Cricket: Rotation is the best policy
India failed to qualify for the semi-finals in two major back to back tournaments — the World T20 and the ICC World Championship. While the first had a lot to do with fitness (and fatigue following the IPL), the second was mostly due to poor performance, particularly by the bowlers. With a year long cricket season having become pretty much the norm, its impossible for players to perform continuously over a long period without succumbing to injuries or by simply losing form.There are no shortage of examples. Even Sachin Tendulkar looks his best every time he returns from a break. Rahul Dravid and Ashish Nehra appear to be back in reasonable form after a break. Sehwag, Gambhir, Sreesanth, and Yuvraj have been struggling with injuries. Dhoni has run into indifferent form and has become a shadow of his former belligerent batting style.

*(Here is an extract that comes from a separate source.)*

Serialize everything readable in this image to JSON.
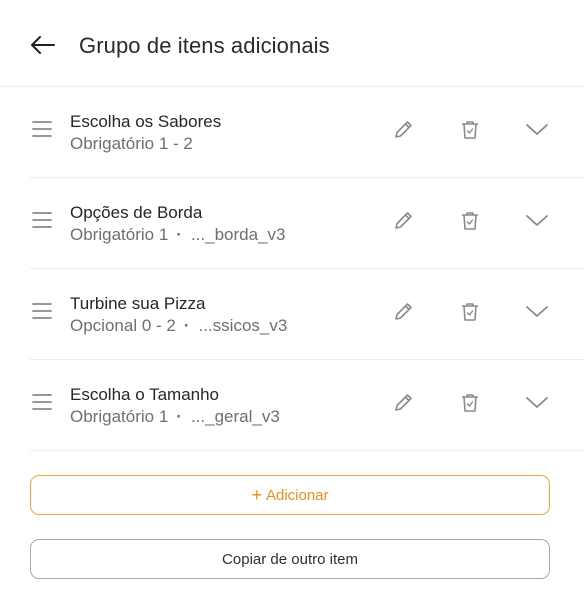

Gone are the days when Dhoni could whack the ball from the get go. Rohit Sharma and Robin Uthappa belong to the category of talented young players who lost form (though some argue that these two have been busy in fashion shows and the like).
It is best for the selectors to settle on a formal rotation policy — one which is well communicated and understood by the players without giving them the feeling that they are being dumped everytime they miss out on a game. Ishant Sharma, R.P. Singh and Harbhajan Singh top the list of those badly in need of a rest. It is a complete mystery as to why there have been no calls whatsoever for giving Harbhajan a rest. He has been so thoroughly overexposed that the Pakistan batsman appeared to be capable of playing him in their sleep. The Aussies had little trouble either. His five wicket haul in Sri Lanka was an anomaly rather than the norm. Barring this fine bowling in the final in in Sri Lanka I can’t remember the last time he produced a match winning performance. He has played the role of defensive bowler for way too long while what India lacks is a wicket taking bowler. Pragyan Ohja and Amit Mishra are both promising younger players who deserve an extended run. Piyush Chawla and R. Ashwin are both capable players who deserve a shot as well. Besides, Romesh Powar and Murali Karthik are still around if experience is preferred. In short, Harbhajan badly needs a break and its time the selectors gave him one. His continued presence in the team is not only preventing India from winning it is also shutting the door on other promising, talented players.
Looking ahead to the next World Cup, India is still in need of an all rounder. Irfan Pathan has fizzled out. While his batting is impressive, his bowling is unreliable and is getting slower by the day. Yousuf Pathan seems more suited to T20. Abhishek Nayar and Ravinder Jadeja appear to have promise but thus far are mostly untested. India has to fill the all rounder spot if it has to consider itself as a serious contender for the next World Cup. It makes sense to rotate a pool of players, and pick those in form but give everyone a share of rest without making them feel dumped.